▶ **Activity**:
All of the lines below need to be copied exactly, apart from the pictures.
*** Opening Data ***
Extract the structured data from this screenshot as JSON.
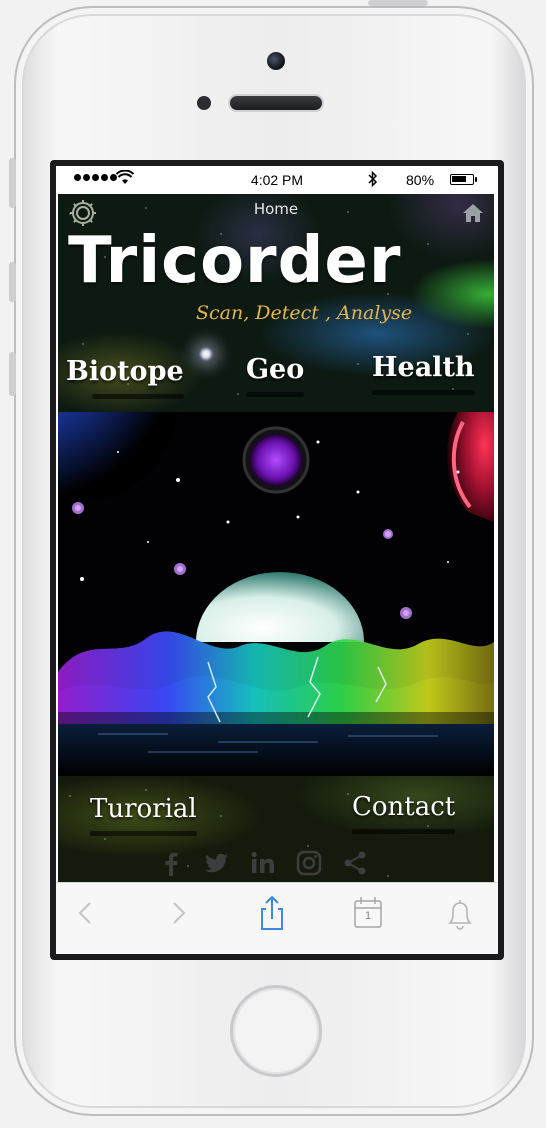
{
  "status_bar": {
    "time": "4:02 PM",
    "battery_percent": "80%",
    "battery_level": 0.8,
    "signal_dots": 5
  },
  "app": {
    "home_label": "Home",
    "title": "Tricorder",
    "tagline": "Scan, Detect , Analyse",
    "nav": {
      "biotope": "Biotope",
      "geo": "Geo",
      "health": "Health"
    },
    "bottom_nav": {
      "tutorial": "Turorial",
      "contact": "Contact"
    },
    "social_icons": [
      "facebook-icon",
      "twitter-icon",
      "linkedin-icon",
      "instagram-icon",
      "share-icon"
    ],
    "colors": {
      "title": "#ffffff",
      "tagline": "#e8b54a",
      "toolbar_accent": "#3b8be6"
    }
  },
  "toolbar": {
    "calendar_day": "1",
    "icons": [
      "back-arrow-icon",
      "forward-arrow-icon",
      "share-upload-icon",
      "calendar-icon",
      "bell-icon"
    ]
  }
}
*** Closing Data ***
▶ **Output for this exercise**:
Extract the structured data from this screenshot as JSON.
{
  "status_bar": {
    "time": "4:02 PM",
    "battery_percent": "80%",
    "battery_level": 0.8,
    "signal_dots": 5
  },
  "app": {
    "home_label": "Home",
    "title": "Tricorder",
    "tagline": "Scan, Detect , Analyse",
    "nav": {
      "biotope": "Biotope",
      "geo": "Geo",
      "health": "Health"
    },
    "bottom_nav": {
      "tutorial": "Turorial",
      "contact": "Contact"
    },
    "social_icons": [
      "facebook-icon",
      "twitter-icon",
      "linkedin-icon",
      "instagram-icon",
      "share-icon"
    ],
    "colors": {
      "title": "#ffffff",
      "tagline": "#e8b54a",
      "toolbar_accent": "#3b8be6"
    }
  },
  "toolbar": {
    "calendar_day": "1",
    "icons": [
      "back-arrow-icon",
      "forward-arrow-icon",
      "share-upload-icon",
      "calendar-icon",
      "bell-icon"
    ]
  }
}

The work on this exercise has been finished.